**What the exercise asks**
If an entry below holds a picture, leave the picture out and print the rest exactly.

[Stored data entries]
- - - -
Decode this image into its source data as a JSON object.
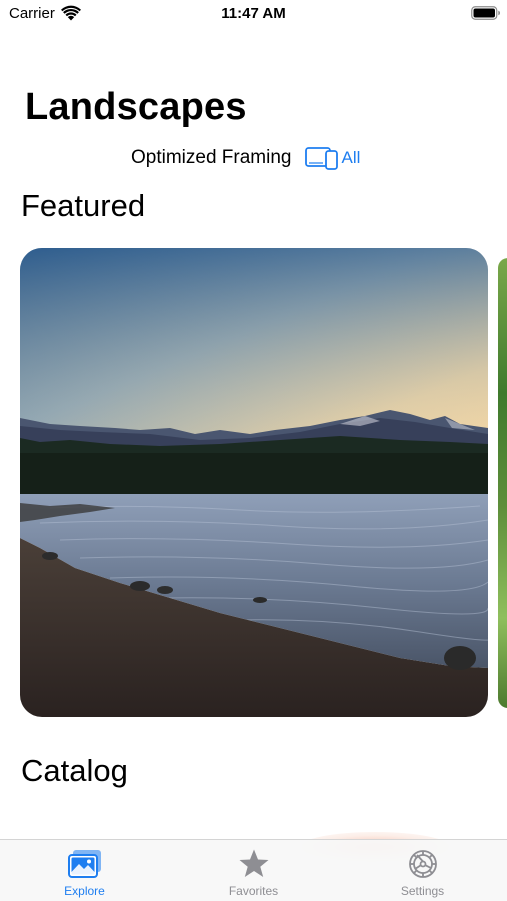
{
  "status_bar": {
    "carrier": "Carrier",
    "time": "11:47 AM"
  },
  "page": {
    "title": "Landscapes"
  },
  "framing": {
    "label": "Optimized Framing",
    "value": "All",
    "icon": "devices-icon"
  },
  "sections": {
    "featured": "Featured",
    "catalog": "Catalog"
  },
  "featured_card": {
    "image_subject": "mountain lake at dusk"
  },
  "tab_bar": {
    "tabs": [
      {
        "label": "Explore",
        "icon": "photos-icon",
        "selected": true
      },
      {
        "label": "Favorites",
        "icon": "star-icon",
        "selected": false
      },
      {
        "label": "Settings",
        "icon": "gear-icon",
        "selected": false
      }
    ]
  },
  "colors": {
    "accent": "#1e7ef0",
    "inactive": "#8e8e93"
  }
}
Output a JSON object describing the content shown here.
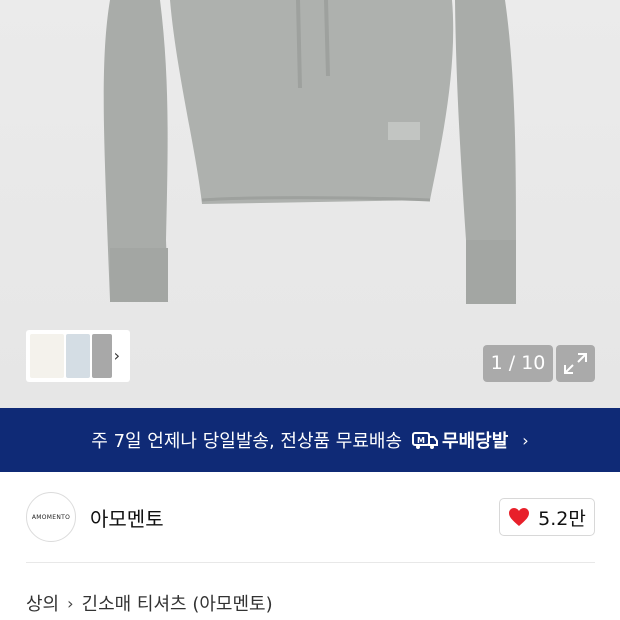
{
  "gallery": {
    "counter": "1 / 10",
    "thumbnail_icons": [
      "beige-hoodie",
      "light-blue-hoodie",
      "gray-hoodie"
    ]
  },
  "banner": {
    "text": "주 7일 언제나 당일발송, 전상품 무료배송",
    "brand_label": "무배당발",
    "background_color": "#0f2a76"
  },
  "brand": {
    "logo_text": "AMOMENTO",
    "name": "아모멘토",
    "likes": "5.2만",
    "heart_color": "#e8202a"
  },
  "breadcrumb": {
    "category": "상의",
    "subcategory": "긴소매 티셔츠 (아모멘토)"
  }
}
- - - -
**Task result**
Decode this image into its source data as a JSON object.
{
  "status_bar": {
    "carrier": "Carrier",
    "time": "11:47 AM"
  },
  "page": {
    "title": "Landscapes"
  },
  "framing": {
    "label": "Optimized Framing",
    "value": "All",
    "icon": "devices-icon"
  },
  "sections": {
    "featured": "Featured",
    "catalog": "Catalog"
  },
  "featured_card": {
    "image_subject": "mountain lake at dusk"
  },
  "tab_bar": {
    "tabs": [
      {
        "label": "Explore",
        "icon": "photos-icon",
        "selected": true
      },
      {
        "label": "Favorites",
        "icon": "star-icon",
        "selected": false
      },
      {
        "label": "Settings",
        "icon": "gear-icon",
        "selected": false
      }
    ]
  },
  "colors": {
    "accent": "#1e7ef0",
    "inactive": "#8e8e93"
  }
}
Output a JSON object describing the content shown here.
{
  "gallery": {
    "counter": "1 / 10",
    "thumbnail_icons": [
      "beige-hoodie",
      "light-blue-hoodie",
      "gray-hoodie"
    ]
  },
  "banner": {
    "text": "주 7일 언제나 당일발송, 전상품 무료배송",
    "brand_label": "무배당발",
    "background_color": "#0f2a76"
  },
  "brand": {
    "logo_text": "AMOMENTO",
    "name": "아모멘토",
    "likes": "5.2만",
    "heart_color": "#e8202a"
  },
  "breadcrumb": {
    "category": "상의",
    "subcategory": "긴소매 티셔츠 (아모멘토)"
  }
}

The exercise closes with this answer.